◆ YOUR INSTRUCTIONS ◆
For the string "activities", work out how many lines of the data contain it and give that number with nothing added.

[Records from a dataset]
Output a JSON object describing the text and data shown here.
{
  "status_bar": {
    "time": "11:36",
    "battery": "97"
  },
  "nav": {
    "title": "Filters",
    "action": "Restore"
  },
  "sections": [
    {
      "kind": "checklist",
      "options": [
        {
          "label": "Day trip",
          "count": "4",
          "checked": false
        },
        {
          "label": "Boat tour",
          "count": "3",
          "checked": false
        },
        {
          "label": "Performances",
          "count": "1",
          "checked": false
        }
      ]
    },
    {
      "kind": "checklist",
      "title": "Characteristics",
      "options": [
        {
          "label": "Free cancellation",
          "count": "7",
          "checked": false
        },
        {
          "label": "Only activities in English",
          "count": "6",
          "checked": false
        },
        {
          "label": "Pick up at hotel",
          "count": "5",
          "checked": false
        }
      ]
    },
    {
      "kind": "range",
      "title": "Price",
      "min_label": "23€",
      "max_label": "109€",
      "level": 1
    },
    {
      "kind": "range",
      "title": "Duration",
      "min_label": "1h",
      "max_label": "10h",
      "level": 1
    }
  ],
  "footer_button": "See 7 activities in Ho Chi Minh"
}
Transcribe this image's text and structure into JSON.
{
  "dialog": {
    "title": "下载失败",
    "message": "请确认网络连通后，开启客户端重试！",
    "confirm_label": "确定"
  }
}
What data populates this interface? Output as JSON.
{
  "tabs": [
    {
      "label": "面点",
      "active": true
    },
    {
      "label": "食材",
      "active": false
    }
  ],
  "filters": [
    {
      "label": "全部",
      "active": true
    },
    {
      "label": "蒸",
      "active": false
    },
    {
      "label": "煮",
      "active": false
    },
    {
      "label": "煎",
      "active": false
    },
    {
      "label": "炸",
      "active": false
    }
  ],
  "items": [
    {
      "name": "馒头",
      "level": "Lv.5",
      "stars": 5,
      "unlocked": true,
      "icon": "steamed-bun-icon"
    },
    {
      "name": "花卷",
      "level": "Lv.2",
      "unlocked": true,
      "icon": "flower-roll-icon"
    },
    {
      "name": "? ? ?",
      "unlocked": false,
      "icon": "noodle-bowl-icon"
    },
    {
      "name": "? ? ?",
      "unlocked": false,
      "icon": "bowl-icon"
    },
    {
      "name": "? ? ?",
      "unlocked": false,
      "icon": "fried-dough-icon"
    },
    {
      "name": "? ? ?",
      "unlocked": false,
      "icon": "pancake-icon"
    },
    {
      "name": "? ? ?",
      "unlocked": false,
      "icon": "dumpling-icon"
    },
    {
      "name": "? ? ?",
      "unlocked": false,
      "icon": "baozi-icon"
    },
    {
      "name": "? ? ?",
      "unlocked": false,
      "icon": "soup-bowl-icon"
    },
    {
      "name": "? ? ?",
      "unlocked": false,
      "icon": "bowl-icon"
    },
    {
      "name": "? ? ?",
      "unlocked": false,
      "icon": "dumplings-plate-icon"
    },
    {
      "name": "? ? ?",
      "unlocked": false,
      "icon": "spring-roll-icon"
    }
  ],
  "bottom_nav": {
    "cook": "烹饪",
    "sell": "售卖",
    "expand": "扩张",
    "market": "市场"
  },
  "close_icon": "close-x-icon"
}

◆ EXPECTED ANSWER ◆
2